Francis J. Beckwith (b. 1960) is a philosopher and legal scholar. He is Associate Professor of Philosophy and Church-State Studies, at Baylor University, where he is also Fellow and Faculty Associate in the Institute for the Studies of
Religion. In July, 2005 began serving a three-year term as a member of the American Philosophical Association’s Committee on Philosophy and Law. Beckwith was the 2007 President of the Evangelical Theological Society until his resignation on May
5, 2007 due to his return to the Roman Catholic Church. Francis Beckwith has an MA and PhD from Fordham University in Philosophy, and a Master of Juridical Studies (MJS) from the Washington University School of Law, St. Louis.
"During the last week of March 2007, after much prayer, counsel and consideration, my wife and I decided to seek full communion with the Roman Catholic Church." ^^ Beckwith's reasoning included his consideration
of the Roman Catholic view of
justification ^^ which, when "correctly understood, is biblically and historically defensible." The Washington Post also notes, "Beckwith said he was also deeply affected by a
joint declaration in 1999 by the Lutheran World Federation and the Catholic Church on the doctrine of justification, which he said went a long way toward eliminating this historical source
of division." ^^ He also noted his reading of the
early church fathers where he concluded that "the Early Church is more Catholic than Protestant." ^^
- Return to Rome: Confessions of an Evangelical Catholic.
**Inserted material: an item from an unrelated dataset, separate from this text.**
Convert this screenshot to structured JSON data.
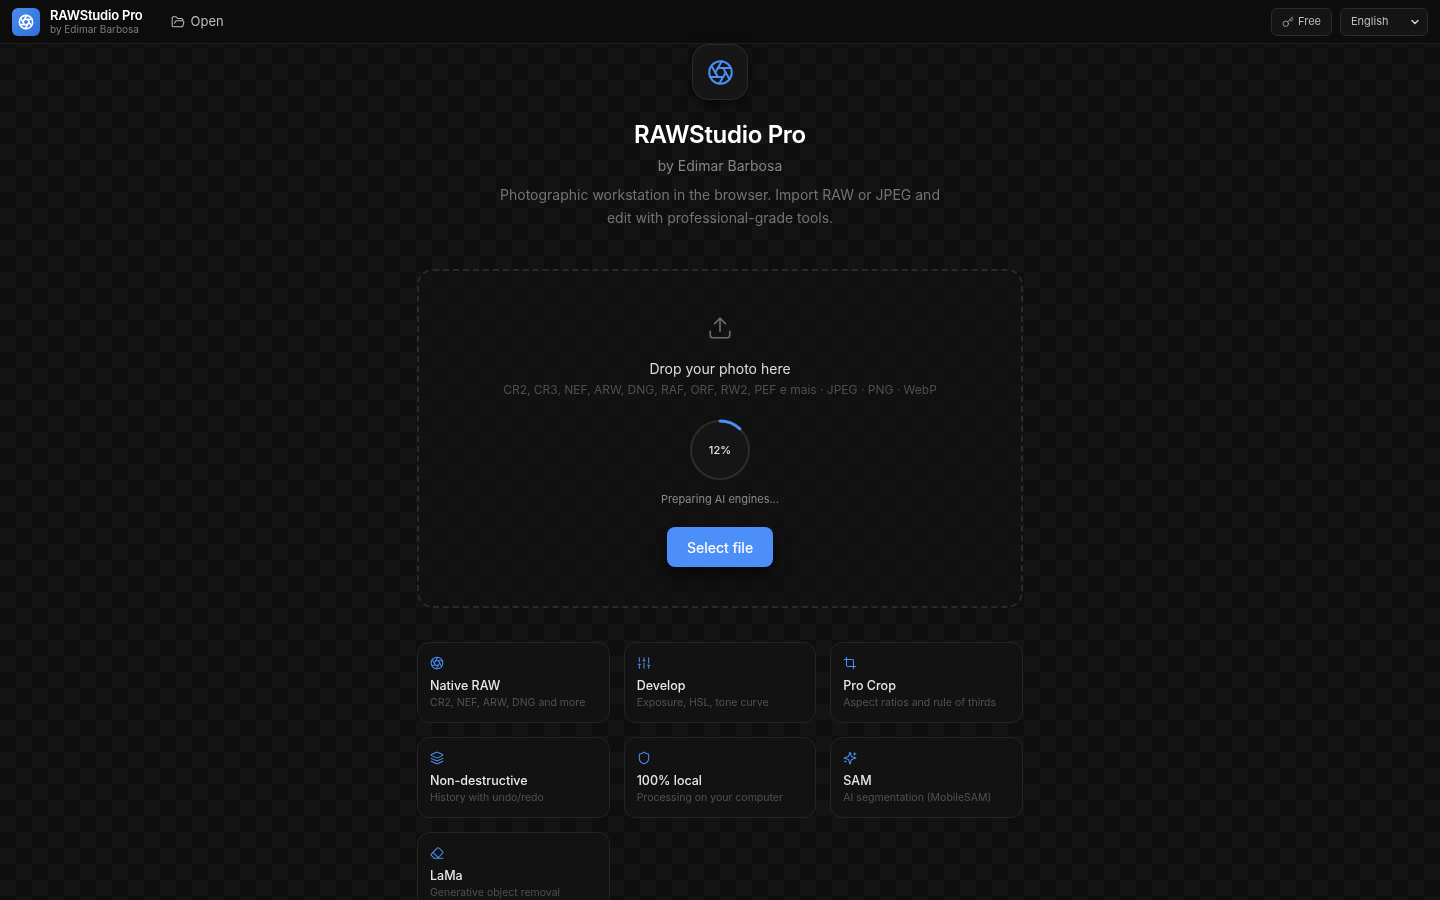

Brazos, 2009.
- Defending Life: A Moral and Legal Case Against Abortion Choice. Cambridge Univ. Press, 2007.
- Ed. with
William Lane Craig and
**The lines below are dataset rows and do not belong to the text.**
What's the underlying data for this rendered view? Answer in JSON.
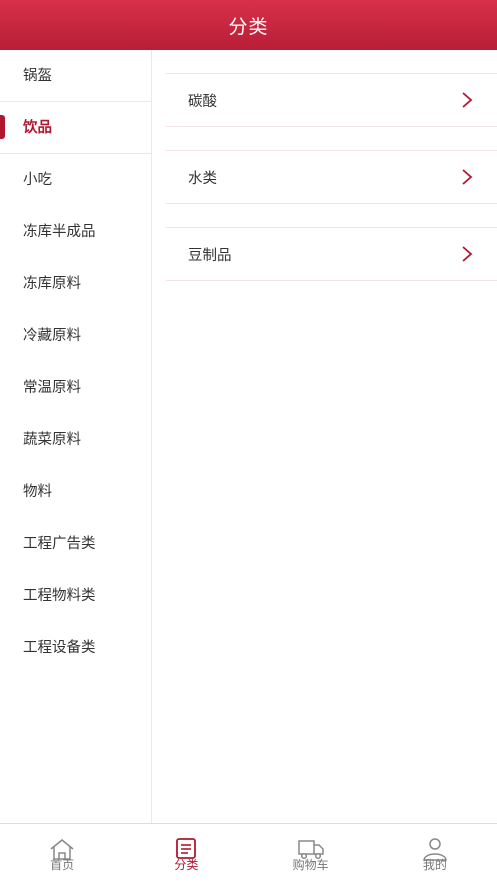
{
  "header": {
    "title": "分类"
  },
  "colors": {
    "accent": "#b0182f",
    "header_top": "#d8304a",
    "header_bottom": "#b81e36",
    "divider": "#f5e4e6"
  },
  "sidebar": {
    "items": [
      {
        "label": "锅盔",
        "active": false
      },
      {
        "label": "饮品",
        "active": true
      },
      {
        "label": "小吃",
        "active": false
      },
      {
        "label": "冻库半成品",
        "active": false
      },
      {
        "label": "冻库原料",
        "active": false
      },
      {
        "label": "冷藏原料",
        "active": false
      },
      {
        "label": "常温原料",
        "active": false
      },
      {
        "label": "蔬菜原料",
        "active": false
      },
      {
        "label": "物料",
        "active": false
      },
      {
        "label": "工程广告类",
        "active": false
      },
      {
        "label": "工程物料类",
        "active": false
      },
      {
        "label": "工程设备类",
        "active": false
      }
    ]
  },
  "subcategories": [
    {
      "label": "碳酸",
      "icon": "chevron-right-icon"
    },
    {
      "label": "水类",
      "icon": "chevron-right-icon"
    },
    {
      "label": "豆制品",
      "icon": "chevron-right-icon"
    }
  ],
  "tabbar": {
    "tabs": [
      {
        "label": "首页",
        "icon": "home-icon",
        "active": false
      },
      {
        "label": "分类",
        "icon": "category-list-icon",
        "active": true
      },
      {
        "label": "购物车",
        "icon": "delivery-truck-icon",
        "active": false
      },
      {
        "label": "我的",
        "icon": "user-profile-icon",
        "active": false
      }
    ]
  }
}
J. P. Moreland,
To Everyone an Answer: A Case for the Christian Worldview: Essays in Honor of Norman L. Geisler. InterVarsity Press, 2004.
- Ed., The New Mormon Challenge. Zondervan, 2002.
- Do the Right Thing: Readings in Applied Ethics and Social Philosophy. 2nd edition. Wadsworth Publishing, 2001.
- With Greg Koukl,
Relativism: Feet Firmly Planted in Mid-Air. Baker, 1998.
- Politically Correct Death: Answering the Arguments for Abortion Rights. Baker, 1994.